– Signed, Philip D’Angelo, Durango

Root of the problem

To the Editors:

I am writing to ask the people of Durango for help in making Durango a truly green and healthy place. During the spring, many people, as well as the City of Durango, begin to apply “feed and weed” on home lawns and our public parks. “Feed and weed” is a mix of chemical fertilizers and herbicides.

These herbicides contain 2,4D, a modern relative of Agent Orange, one of the herbicides and defoliants used by the U.S. military during the Vietnam War. There are ample scientific studies showing that these herbicides are harmful neurotoxins. They are especially dangerous to babies, children, nursing mothers and pregnant women, where developing organ systems are affected. They are also being linked to the monumental and horrifying decline of our bee population – which directly compromises our future food security.

Along with the herbicides being sprayed are chemical fertilizers. Science is linking chemicals fertilizers to algae blooms in our waterways and oceans. An algal bloom is a rapid accumulation in the population of algae, which can cause negative impacts to other organisms. Indeed, these blooms are rapidly creating large dead zones in aquatic ecosystems.  

These are symptoms of imbalance. The Earth seems to be making a request for balance.  One simple step toward responding to Nature’s call is to stop spraying our lawns with these toxic chemicals. Please contact our City Council and The Department of Parks and Rec and let them know that you want your parks to be chemical free. There are alternative, organic and safe ways to care for lawns and public green spaces. Many progressive towns and cities across the country have made their land pesticide free. Locally, I wish to celebrate and acknowledge the apartment complex of Pinion Heights for listening to their tenants last year and changing over to an organic fertilizer. Such communities successfully demonstrate that alternatives exist.

I would like to acknowledge that Durango Parks and Rec. has made Pioneer Park chemical free. Along with Brookside Park, Durango now has two chemical free parks for children to safely play. Fanto Park (Parkside Elementary) was slated to be the third, but no one showed up at the poorly advertised neighborhood meeting concerning this change. Sadly, it remains on the list to be sprayed. If you desire Durango to be chemical free, it is very important for your voice to be heard. Again, please write or call your city officials and let them know your feelings on this issue.

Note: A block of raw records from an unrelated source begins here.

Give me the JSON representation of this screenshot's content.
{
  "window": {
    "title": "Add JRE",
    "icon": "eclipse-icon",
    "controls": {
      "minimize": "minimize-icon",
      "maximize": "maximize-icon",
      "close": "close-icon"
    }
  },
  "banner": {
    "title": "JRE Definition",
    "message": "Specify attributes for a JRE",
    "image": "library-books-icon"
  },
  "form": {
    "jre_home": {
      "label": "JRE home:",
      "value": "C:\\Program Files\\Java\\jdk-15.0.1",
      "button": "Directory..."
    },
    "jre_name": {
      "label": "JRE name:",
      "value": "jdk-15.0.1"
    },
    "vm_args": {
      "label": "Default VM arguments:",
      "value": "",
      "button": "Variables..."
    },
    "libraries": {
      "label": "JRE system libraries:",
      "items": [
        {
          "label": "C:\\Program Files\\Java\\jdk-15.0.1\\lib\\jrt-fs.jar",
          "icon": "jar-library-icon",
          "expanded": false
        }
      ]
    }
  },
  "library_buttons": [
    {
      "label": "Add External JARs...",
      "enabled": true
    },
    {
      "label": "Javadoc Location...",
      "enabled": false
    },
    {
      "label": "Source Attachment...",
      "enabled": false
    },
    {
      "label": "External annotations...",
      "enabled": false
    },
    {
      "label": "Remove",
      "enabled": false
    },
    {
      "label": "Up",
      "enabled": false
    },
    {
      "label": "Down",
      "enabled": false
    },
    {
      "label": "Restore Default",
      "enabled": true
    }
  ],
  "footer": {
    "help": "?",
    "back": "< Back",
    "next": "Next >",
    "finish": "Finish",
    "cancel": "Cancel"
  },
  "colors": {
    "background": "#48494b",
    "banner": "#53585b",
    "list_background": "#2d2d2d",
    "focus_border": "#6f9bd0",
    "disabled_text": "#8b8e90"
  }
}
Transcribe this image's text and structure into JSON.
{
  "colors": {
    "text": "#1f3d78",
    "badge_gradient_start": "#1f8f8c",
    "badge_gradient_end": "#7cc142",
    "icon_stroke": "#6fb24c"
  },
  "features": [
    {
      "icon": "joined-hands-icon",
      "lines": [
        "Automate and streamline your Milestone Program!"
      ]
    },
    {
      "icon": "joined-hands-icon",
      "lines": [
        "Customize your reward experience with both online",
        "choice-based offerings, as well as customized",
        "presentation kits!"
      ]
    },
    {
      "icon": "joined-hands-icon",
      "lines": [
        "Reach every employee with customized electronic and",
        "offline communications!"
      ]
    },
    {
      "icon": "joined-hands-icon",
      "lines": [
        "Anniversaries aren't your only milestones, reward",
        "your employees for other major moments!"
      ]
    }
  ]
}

And what about the potential weeds, such as dandelions, some may ask? Well, beyond being nature’s wise response to rehabilitating depleted and disturbed soils, they also offer us as humans a rich resource. They have long been recognized as a valuable source of food and medicine growing right in our back yard. Indeed, early European settlers planted dandelions as a harvestable crop, gathering the familiar root, leaf and flower for nourishment. I invite you to please come and learn more about fantastic “weeds” at the third annual Dandelion Festival on May 14 at Rotary Park.  

If you would like more information on lawn chemicals, how to care naturally for your lawn, or would like to join The Organic Land Stewardship Alliance, please email me at: triciagourley@hotmail.com.

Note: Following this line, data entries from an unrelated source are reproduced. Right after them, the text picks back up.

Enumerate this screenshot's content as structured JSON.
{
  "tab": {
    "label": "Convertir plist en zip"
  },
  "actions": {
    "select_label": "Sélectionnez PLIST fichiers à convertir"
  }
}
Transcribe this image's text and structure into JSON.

“What is a weed? A plant whose virtues have not yet been discovered.” – Emerson

    – Thank you, Tricia Gourley


 

 

In this week's issue...

March 17, 2022
Critical condition

Lake Powell drops below threshold for the first time despite attempts to avoid it

March 17, 2022
Uphill climb

Purgatory Resort set for expansion but still faces hurdles

March 10, 2022
Mind, body & soul (... and not so much El Rancho)

New health care studio takes integrated approach to healing